As we grow up and come out of our shell, next to home is the office where we spend most of our time. Here, dealing with bosses and colleagues need many skills. Some say to survive in a job, one should follow the mantra ‘the boss is always right’. I changed a few jobs as I couldn’t follow this mantra and expressed my anger rather than using the diplomatic way of resolving a few problems. In fact, I earned the name angry bird from a senior colleague-cum-friend because of this trait.
Later, I regretted those decisions until I was lucky enough to find another job. I remember, one of my hostel mates suggesting a funny idea to deal with the boss when angry – say nothing, just stare into their eyes. It really works. They stop scolding you and they seem to understand your state of mind. I never tried this one.
And how does one deal with matters of the heart when love is unrequited? My feelings find expressions through woven words as we all know words are mightier than a sword (my twisted version of a pen is mightier than a sword). It is another way of converting the negative feelings into a positive one.
On analysing the reasons behind my anger, I found that sometimes it stems from an identity crisis, the natural instinct to gain supremacy, lack of communication, ardent desire to get something, etc. In my case, it has led to stress, strained relationships and kept me bereft of monetary benefits. Anger can also have a greater impact on our society as a whole, if not controlled.

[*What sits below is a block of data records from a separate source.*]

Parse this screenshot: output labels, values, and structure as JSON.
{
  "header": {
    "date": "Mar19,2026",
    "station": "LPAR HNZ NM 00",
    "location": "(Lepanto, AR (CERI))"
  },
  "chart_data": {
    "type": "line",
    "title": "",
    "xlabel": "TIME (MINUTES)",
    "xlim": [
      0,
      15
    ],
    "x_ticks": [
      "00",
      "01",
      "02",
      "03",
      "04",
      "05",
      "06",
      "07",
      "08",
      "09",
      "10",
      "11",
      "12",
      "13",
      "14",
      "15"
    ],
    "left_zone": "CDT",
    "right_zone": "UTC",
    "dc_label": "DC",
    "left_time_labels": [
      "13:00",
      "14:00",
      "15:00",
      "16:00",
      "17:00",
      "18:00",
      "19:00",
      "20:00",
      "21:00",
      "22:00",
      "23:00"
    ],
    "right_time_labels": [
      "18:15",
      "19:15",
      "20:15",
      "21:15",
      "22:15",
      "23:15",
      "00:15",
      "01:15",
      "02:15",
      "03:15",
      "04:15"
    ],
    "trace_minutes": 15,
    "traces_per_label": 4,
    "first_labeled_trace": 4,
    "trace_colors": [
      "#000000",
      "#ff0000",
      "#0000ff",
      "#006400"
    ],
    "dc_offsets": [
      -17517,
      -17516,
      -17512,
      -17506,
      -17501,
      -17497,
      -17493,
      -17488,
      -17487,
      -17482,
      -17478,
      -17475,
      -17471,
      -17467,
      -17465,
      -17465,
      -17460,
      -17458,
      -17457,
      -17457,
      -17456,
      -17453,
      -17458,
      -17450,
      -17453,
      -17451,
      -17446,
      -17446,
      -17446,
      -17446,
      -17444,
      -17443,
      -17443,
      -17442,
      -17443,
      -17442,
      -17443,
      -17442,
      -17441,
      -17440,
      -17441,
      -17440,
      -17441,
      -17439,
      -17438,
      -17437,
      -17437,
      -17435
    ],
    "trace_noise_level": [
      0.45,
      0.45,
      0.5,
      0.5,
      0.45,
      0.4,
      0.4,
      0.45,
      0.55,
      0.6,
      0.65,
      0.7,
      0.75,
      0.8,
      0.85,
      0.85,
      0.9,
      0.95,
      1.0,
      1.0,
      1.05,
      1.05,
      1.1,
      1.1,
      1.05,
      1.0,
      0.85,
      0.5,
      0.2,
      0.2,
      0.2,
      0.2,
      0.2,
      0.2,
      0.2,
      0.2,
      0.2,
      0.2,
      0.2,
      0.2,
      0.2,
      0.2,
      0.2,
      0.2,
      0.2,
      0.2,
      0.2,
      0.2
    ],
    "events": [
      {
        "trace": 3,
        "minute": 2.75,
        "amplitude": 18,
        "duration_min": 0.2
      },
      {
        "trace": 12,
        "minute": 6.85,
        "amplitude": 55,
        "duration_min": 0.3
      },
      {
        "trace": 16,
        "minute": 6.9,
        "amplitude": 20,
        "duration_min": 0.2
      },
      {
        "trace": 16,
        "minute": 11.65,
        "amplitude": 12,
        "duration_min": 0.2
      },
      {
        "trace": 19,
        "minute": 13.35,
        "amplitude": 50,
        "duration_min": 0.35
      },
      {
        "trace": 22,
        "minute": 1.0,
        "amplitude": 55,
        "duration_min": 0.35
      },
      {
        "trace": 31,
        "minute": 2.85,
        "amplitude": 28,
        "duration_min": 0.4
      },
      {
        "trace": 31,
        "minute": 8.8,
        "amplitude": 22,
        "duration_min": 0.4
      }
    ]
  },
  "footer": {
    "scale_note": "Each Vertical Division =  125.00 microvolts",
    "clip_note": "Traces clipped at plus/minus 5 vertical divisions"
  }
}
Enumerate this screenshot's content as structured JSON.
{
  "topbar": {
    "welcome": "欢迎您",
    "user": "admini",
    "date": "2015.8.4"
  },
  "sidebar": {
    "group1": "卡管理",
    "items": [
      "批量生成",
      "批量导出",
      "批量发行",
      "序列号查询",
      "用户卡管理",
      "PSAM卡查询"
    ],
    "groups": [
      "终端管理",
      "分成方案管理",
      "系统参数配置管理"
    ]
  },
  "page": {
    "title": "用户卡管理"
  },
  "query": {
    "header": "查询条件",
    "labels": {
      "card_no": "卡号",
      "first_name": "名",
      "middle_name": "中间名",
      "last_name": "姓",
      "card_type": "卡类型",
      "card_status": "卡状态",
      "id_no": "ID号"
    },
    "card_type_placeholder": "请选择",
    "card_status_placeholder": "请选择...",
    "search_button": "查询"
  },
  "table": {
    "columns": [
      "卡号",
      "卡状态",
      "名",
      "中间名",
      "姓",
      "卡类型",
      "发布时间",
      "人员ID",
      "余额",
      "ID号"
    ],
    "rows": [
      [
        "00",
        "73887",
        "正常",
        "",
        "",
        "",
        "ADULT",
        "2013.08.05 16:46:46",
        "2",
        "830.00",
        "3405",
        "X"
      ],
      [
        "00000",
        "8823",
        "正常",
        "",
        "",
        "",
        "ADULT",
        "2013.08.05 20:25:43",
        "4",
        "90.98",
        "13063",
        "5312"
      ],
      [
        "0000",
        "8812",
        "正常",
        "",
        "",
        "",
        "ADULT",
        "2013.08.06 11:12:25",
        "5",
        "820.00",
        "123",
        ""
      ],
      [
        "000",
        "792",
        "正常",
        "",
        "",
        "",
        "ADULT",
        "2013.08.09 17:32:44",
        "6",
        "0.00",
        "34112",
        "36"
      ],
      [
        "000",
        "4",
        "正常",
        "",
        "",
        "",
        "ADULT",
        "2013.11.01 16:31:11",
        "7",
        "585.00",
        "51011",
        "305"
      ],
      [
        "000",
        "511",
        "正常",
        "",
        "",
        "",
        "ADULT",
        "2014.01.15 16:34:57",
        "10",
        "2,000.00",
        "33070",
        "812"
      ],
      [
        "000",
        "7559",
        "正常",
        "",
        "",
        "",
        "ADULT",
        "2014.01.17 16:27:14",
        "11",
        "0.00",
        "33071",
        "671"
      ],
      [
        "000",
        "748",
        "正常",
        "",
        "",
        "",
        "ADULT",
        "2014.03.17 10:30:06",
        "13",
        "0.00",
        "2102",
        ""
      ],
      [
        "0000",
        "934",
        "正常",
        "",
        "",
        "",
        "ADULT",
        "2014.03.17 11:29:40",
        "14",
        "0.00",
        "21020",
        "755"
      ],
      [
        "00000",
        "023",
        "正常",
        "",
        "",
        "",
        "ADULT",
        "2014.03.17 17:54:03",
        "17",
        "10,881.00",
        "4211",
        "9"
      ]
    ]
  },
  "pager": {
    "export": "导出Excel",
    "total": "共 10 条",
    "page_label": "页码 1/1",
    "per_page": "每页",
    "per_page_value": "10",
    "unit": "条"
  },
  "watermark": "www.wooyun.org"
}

Life is too short to remain angry and society is too precious to turn it into hell. If some of you are facing the same problem, wake up soon and shoot the angry bird in you by conversion of the energy as I did.